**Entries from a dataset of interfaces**
◇ ◇ ◇ ◇ ◇ ◇ ◇

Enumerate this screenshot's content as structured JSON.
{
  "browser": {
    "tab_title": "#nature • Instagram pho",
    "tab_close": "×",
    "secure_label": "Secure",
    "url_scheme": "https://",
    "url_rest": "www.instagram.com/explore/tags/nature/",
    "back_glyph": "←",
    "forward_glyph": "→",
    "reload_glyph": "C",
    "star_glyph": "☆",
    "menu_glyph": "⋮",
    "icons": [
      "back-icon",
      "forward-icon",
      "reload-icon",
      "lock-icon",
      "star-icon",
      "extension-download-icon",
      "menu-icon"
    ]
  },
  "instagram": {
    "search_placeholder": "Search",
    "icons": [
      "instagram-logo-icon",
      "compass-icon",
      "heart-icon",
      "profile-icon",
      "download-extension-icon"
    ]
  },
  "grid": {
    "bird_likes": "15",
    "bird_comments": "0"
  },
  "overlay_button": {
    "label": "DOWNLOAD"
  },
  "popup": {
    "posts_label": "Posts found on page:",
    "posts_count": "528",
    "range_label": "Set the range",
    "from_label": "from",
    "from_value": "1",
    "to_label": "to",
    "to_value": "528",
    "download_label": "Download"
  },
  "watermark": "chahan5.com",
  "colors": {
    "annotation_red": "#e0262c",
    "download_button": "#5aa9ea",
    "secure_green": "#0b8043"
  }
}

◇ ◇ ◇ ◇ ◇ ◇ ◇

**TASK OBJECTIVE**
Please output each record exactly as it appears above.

**ANSWER TO THIS PROBLEM**
Enumerate this screenshot's content as structured JSON.
{
  "browser": {
    "tab_title": "#nature • Instagram pho",
    "tab_close": "×",
    "secure_label": "Secure",
    "url_scheme": "https://",
    "url_rest": "www.instagram.com/explore/tags/nature/",
    "back_glyph": "←",
    "forward_glyph": "→",
    "reload_glyph": "C",
    "star_glyph": "☆",
    "menu_glyph": "⋮",
    "icons": [
      "back-icon",
      "forward-icon",
      "reload-icon",
      "lock-icon",
      "star-icon",
      "extension-download-icon",
      "menu-icon"
    ]
  },
  "instagram": {
    "search_placeholder": "Search",
    "icons": [
      "instagram-logo-icon",
      "compass-icon",
      "heart-icon",
      "profile-icon",
      "download-extension-icon"
    ]
  },
  "grid": {
    "bird_likes": "15",
    "bird_comments": "0"
  },
  "overlay_button": {
    "label": "DOWNLOAD"
  },
  "popup": {
    "posts_label": "Posts found on page:",
    "posts_count": "528",
    "range_label": "Set the range",
    "from_label": "from",
    "from_value": "1",
    "to_label": "to",
    "to_value": "528",
    "download_label": "Download"
  },
  "watermark": "chahan5.com",
  "colors": {
    "annotation_red": "#e0262c",
    "download_button": "#5aa9ea",
    "secure_green": "#0b8043"
  }
}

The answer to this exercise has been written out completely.